*Task prompt*
Reproduce the entries exactly, but keep the pictures out of the copy.

*Supplied data*

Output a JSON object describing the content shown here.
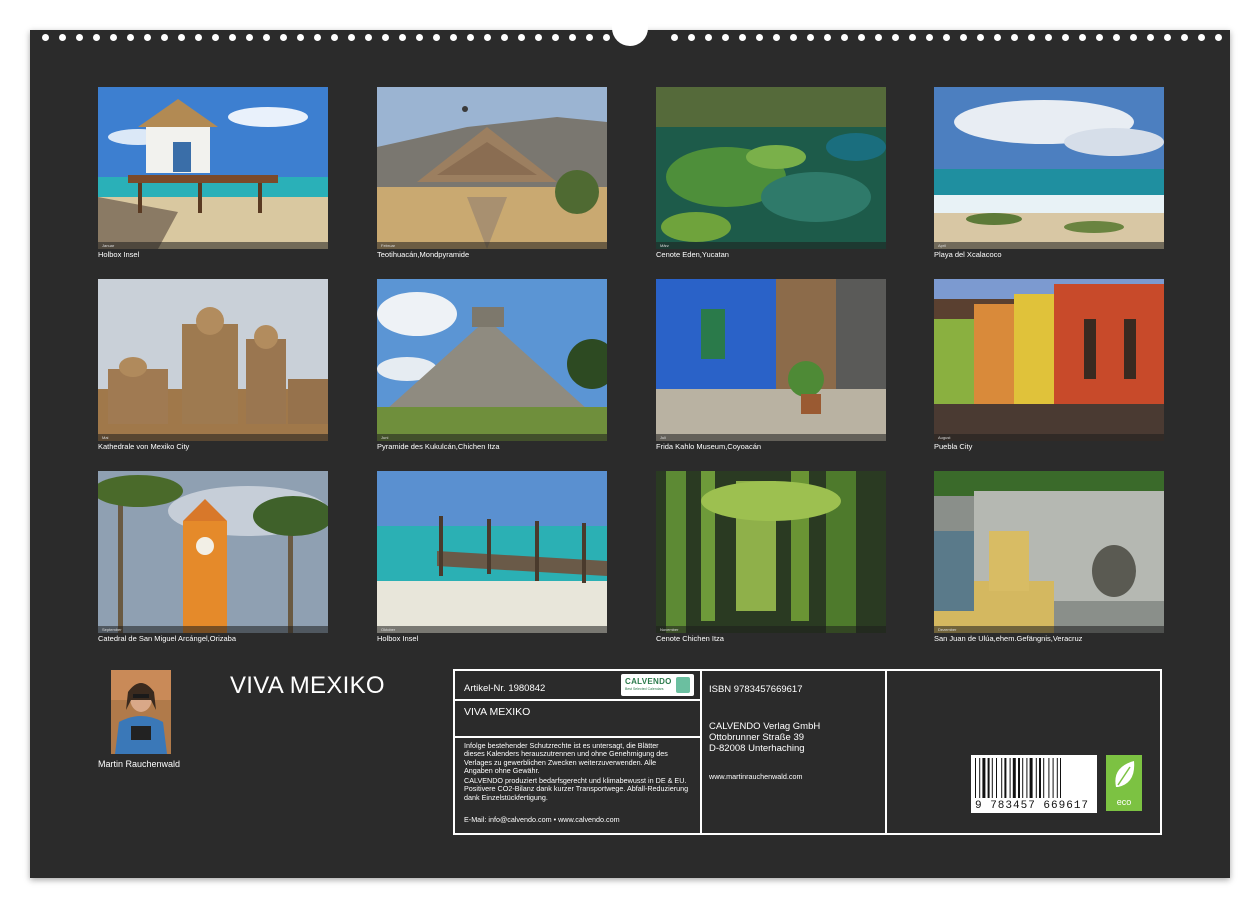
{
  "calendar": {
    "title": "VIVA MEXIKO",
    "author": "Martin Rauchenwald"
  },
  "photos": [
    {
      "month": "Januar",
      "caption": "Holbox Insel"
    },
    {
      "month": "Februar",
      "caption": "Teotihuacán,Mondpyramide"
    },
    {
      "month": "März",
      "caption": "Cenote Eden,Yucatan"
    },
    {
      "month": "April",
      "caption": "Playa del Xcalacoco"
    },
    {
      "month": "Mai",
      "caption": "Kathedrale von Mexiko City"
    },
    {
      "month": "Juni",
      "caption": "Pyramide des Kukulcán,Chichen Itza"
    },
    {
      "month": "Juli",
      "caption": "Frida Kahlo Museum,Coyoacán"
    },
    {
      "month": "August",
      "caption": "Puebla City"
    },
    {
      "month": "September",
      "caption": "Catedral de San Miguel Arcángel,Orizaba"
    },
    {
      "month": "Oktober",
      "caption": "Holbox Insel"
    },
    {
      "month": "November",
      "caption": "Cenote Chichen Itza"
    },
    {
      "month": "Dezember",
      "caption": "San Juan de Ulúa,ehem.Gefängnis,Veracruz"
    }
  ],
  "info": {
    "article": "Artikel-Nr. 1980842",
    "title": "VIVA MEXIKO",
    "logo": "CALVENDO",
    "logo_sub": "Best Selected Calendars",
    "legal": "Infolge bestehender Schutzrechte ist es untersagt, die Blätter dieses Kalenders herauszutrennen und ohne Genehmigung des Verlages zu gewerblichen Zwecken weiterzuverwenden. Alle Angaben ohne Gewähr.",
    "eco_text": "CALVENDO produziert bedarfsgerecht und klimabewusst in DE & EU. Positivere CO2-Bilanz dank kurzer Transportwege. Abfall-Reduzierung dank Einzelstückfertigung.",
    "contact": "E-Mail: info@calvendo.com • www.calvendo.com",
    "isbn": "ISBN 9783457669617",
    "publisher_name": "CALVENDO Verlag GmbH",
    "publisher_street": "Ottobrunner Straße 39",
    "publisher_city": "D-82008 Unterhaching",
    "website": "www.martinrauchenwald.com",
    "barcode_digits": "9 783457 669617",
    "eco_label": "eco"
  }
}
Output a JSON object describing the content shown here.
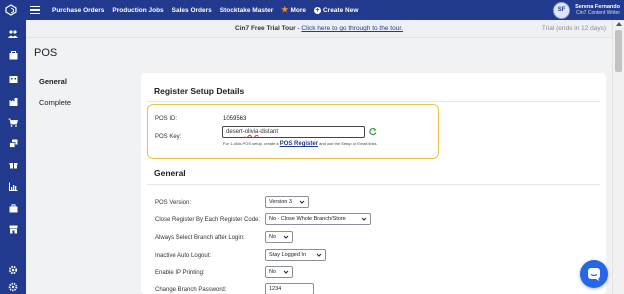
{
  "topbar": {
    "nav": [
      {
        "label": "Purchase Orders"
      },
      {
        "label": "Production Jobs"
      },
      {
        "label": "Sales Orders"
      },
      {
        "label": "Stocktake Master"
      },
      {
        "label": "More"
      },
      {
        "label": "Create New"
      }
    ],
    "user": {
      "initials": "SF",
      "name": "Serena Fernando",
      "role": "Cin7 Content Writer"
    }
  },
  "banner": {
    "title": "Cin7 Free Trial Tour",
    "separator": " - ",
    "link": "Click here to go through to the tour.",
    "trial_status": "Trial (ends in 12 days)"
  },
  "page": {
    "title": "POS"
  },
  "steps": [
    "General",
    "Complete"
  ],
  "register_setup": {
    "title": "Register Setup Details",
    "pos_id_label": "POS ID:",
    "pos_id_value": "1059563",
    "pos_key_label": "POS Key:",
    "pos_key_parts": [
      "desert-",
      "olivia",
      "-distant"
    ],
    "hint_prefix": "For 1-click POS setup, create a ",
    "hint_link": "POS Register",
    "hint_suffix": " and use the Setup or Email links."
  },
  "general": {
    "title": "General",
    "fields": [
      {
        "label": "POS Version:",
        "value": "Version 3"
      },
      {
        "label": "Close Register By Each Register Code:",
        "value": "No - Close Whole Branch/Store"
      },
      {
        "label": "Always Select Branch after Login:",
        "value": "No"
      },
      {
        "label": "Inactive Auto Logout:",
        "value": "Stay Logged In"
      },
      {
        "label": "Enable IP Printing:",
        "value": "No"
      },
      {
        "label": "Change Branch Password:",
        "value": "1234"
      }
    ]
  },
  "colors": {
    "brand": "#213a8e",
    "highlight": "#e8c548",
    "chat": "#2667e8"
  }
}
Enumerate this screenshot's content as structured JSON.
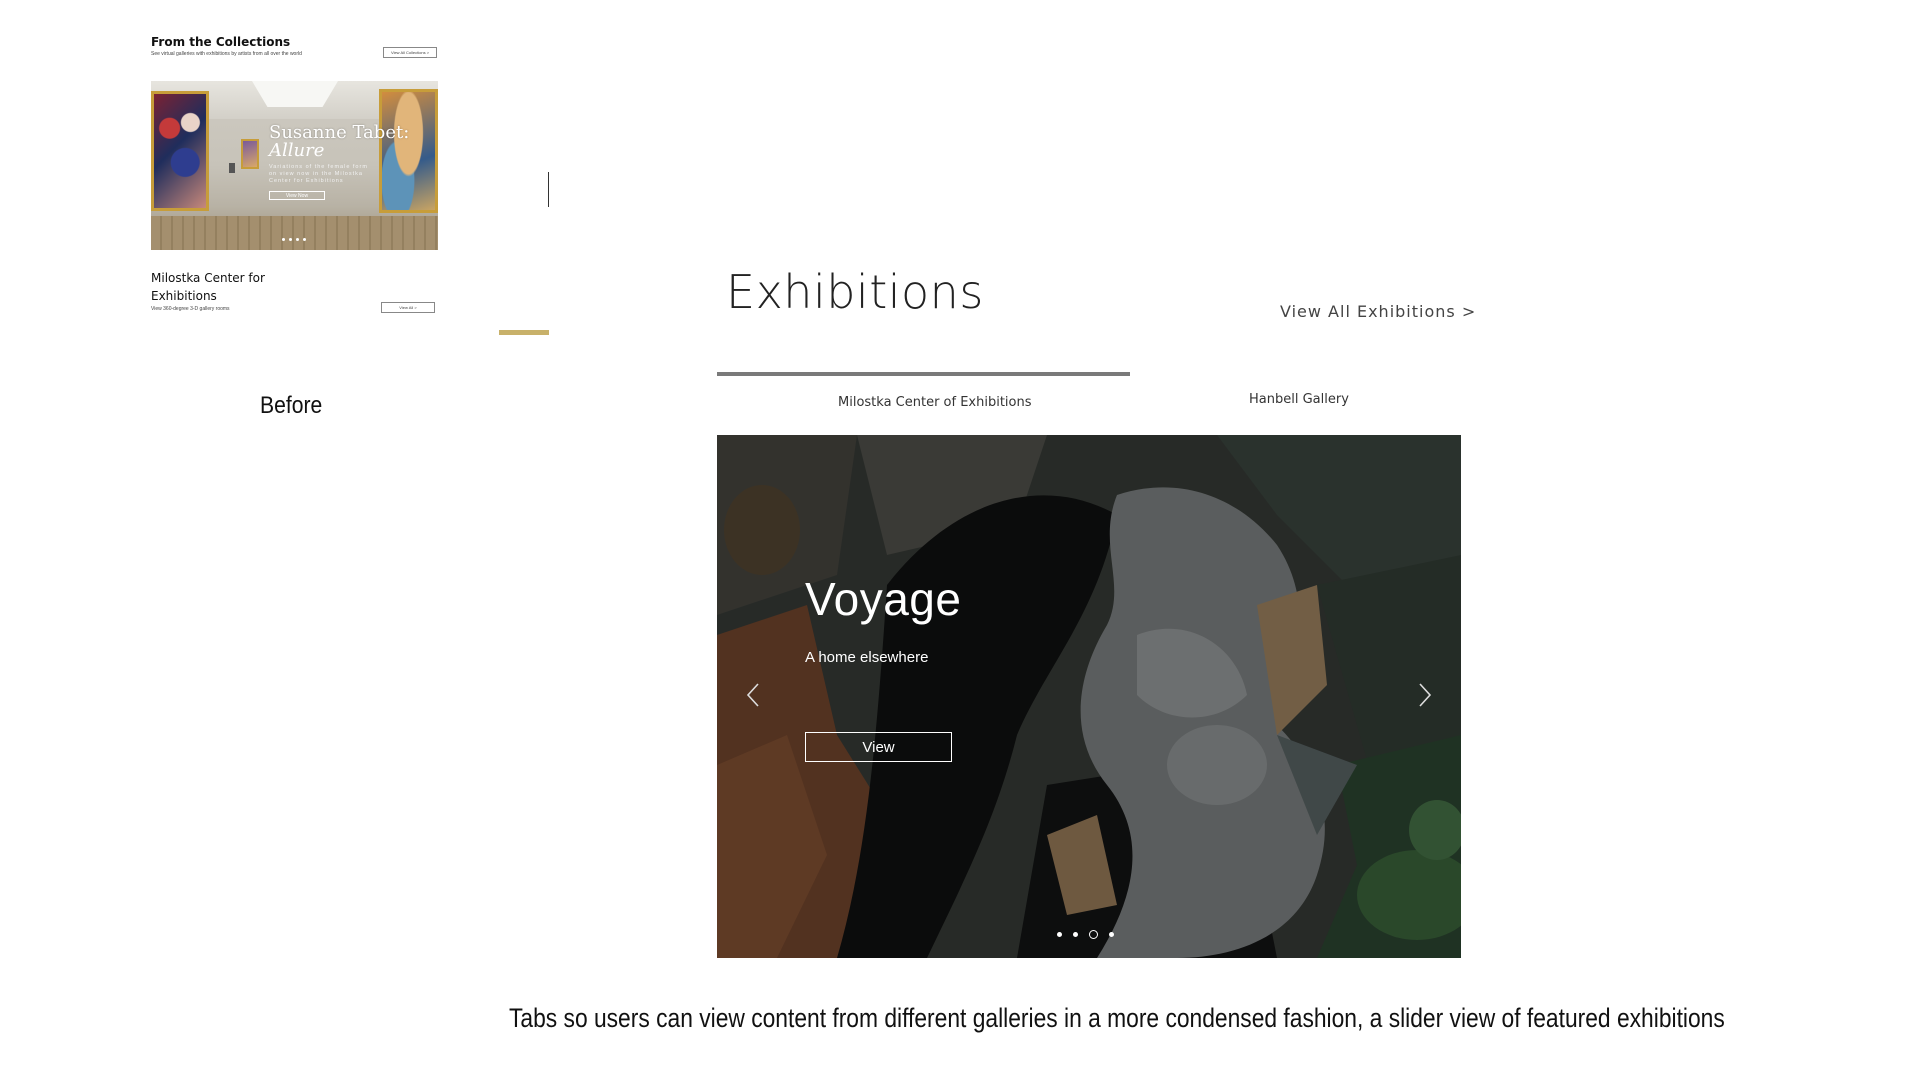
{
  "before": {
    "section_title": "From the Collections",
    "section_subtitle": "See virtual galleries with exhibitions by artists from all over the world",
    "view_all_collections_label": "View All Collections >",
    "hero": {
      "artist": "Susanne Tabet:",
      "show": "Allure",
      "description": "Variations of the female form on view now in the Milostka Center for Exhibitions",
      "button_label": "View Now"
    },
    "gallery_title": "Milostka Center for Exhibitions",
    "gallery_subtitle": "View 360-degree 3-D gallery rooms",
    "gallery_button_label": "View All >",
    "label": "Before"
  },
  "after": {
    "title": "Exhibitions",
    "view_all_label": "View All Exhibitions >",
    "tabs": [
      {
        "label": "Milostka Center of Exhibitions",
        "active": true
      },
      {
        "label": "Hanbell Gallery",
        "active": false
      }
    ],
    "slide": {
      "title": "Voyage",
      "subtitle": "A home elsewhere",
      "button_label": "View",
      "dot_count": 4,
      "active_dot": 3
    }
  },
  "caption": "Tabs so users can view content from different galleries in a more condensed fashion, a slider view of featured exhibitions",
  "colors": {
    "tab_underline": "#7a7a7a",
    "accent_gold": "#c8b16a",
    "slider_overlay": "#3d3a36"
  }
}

*Expected output*
Output a JSON object describing the content shown here.
{
  "calendar": {
    "title": "VIVA MEXIKO",
    "author": "Martin Rauchenwald"
  },
  "photos": [
    {
      "month": "Januar",
      "caption": "Holbox Insel"
    },
    {
      "month": "Februar",
      "caption": "Teotihuacán,Mondpyramide"
    },
    {
      "month": "März",
      "caption": "Cenote Eden,Yucatan"
    },
    {
      "month": "April",
      "caption": "Playa del Xcalacoco"
    },
    {
      "month": "Mai",
      "caption": "Kathedrale von Mexiko City"
    },
    {
      "month": "Juni",
      "caption": "Pyramide des Kukulcán,Chichen Itza"
    },
    {
      "month": "Juli",
      "caption": "Frida Kahlo Museum,Coyoacán"
    },
    {
      "month": "August",
      "caption": "Puebla City"
    },
    {
      "month": "September",
      "caption": "Catedral de San Miguel Arcángel,Orizaba"
    },
    {
      "month": "Oktober",
      "caption": "Holbox Insel"
    },
    {
      "month": "November",
      "caption": "Cenote Chichen Itza"
    },
    {
      "month": "Dezember",
      "caption": "San Juan de Ulúa,ehem.Gefängnis,Veracruz"
    }
  ],
  "info": {
    "article": "Artikel-Nr. 1980842",
    "title": "VIVA MEXIKO",
    "logo": "CALVENDO",
    "logo_sub": "Best Selected Calendars",
    "legal": "Infolge bestehender Schutzrechte ist es untersagt, die Blätter dieses Kalenders herauszutrennen und ohne Genehmigung des Verlages zu gewerblichen Zwecken weiterzuverwenden. Alle Angaben ohne Gewähr.",
    "eco_text": "CALVENDO produziert bedarfsgerecht und klimabewusst in DE & EU. Positivere CO2-Bilanz dank kurzer Transportwege. Abfall-Reduzierung dank Einzelstückfertigung.",
    "contact": "E-Mail: info@calvendo.com • www.calvendo.com",
    "isbn": "ISBN 9783457669617",
    "publisher_name": "CALVENDO Verlag GmbH",
    "publisher_street": "Ottobrunner Straße 39",
    "publisher_city": "D-82008 Unterhaching",
    "website": "www.martinrauchenwald.com",
    "barcode_digits": "9 783457 669617",
    "eco_label": "eco"
  }
}
Output a JSON object describing the content shown here.
{
  "topbar": {
    "nav": [
      {
        "label": "Purchase Orders"
      },
      {
        "label": "Production Jobs"
      },
      {
        "label": "Sales Orders"
      },
      {
        "label": "Stocktake Master"
      },
      {
        "label": "More"
      },
      {
        "label": "Create New"
      }
    ],
    "user": {
      "initials": "SF",
      "name": "Serena Fernando",
      "role": "Cin7 Content Writer"
    }
  },
  "banner": {
    "title": "Cin7 Free Trial Tour",
    "separator": " - ",
    "link": "Click here to go through to the tour.",
    "trial_status": "Trial (ends in 12 days)"
  },
  "page": {
    "title": "POS"
  },
  "steps": [
    "General",
    "Complete"
  ],
  "register_setup": {
    "title": "Register Setup Details",
    "pos_id_label": "POS ID:",
    "pos_id_value": "1059563",
    "pos_key_label": "POS Key:",
    "pos_key_parts": [
      "desert-",
      "olivia",
      "-distant"
    ],
    "hint_prefix": "For 1-click POS setup, create a ",
    "hint_link": "POS Register",
    "hint_suffix": " and use the Setup or Email links."
  },
  "general": {
    "title": "General",
    "fields": [
      {
        "label": "POS Version:",
        "value": "Version 3"
      },
      {
        "label": "Close Register By Each Register Code:",
        "value": "No - Close Whole Branch/Store"
      },
      {
        "label": "Always Select Branch after Login:",
        "value": "No"
      },
      {
        "label": "Inactive Auto Logout:",
        "value": "Stay Logged In"
      },
      {
        "label": "Enable IP Printing:",
        "value": "No"
      },
      {
        "label": "Change Branch Password:",
        "value": "1234"
      }
    ]
  },
  "colors": {
    "brand": "#213a8e",
    "highlight": "#e8c548",
    "chat": "#2667e8"
  }
}
Enumerate this screenshot's content as structured JSON.
{
  "before": {
    "section_title": "From the Collections",
    "section_subtitle": "See virtual galleries with exhibitions by artists from all over the world",
    "view_all_collections_label": "View All Collections >",
    "hero": {
      "artist": "Susanne Tabet:",
      "show": "Allure",
      "description": "Variations of the female form on view now in the Milostka Center for Exhibitions",
      "button_label": "View Now"
    },
    "gallery_title": "Milostka Center for Exhibitions",
    "gallery_subtitle": "View 360-degree 3-D gallery rooms",
    "gallery_button_label": "View All >",
    "label": "Before"
  },
  "after": {
    "title": "Exhibitions",
    "view_all_label": "View All Exhibitions >",
    "tabs": [
      {
        "label": "Milostka Center of Exhibitions",
        "active": true
      },
      {
        "label": "Hanbell Gallery",
        "active": false
      }
    ],
    "slide": {
      "title": "Voyage",
      "subtitle": "A home elsewhere",
      "button_label": "View",
      "dot_count": 4,
      "active_dot": 3
    }
  },
  "caption": "Tabs so users can view content from different galleries in a more condensed fashion, a slider view of featured exhibitions",
  "colors": {
    "tab_underline": "#7a7a7a",
    "accent_gold": "#c8b16a",
    "slider_overlay": "#3d3a36"
  }
}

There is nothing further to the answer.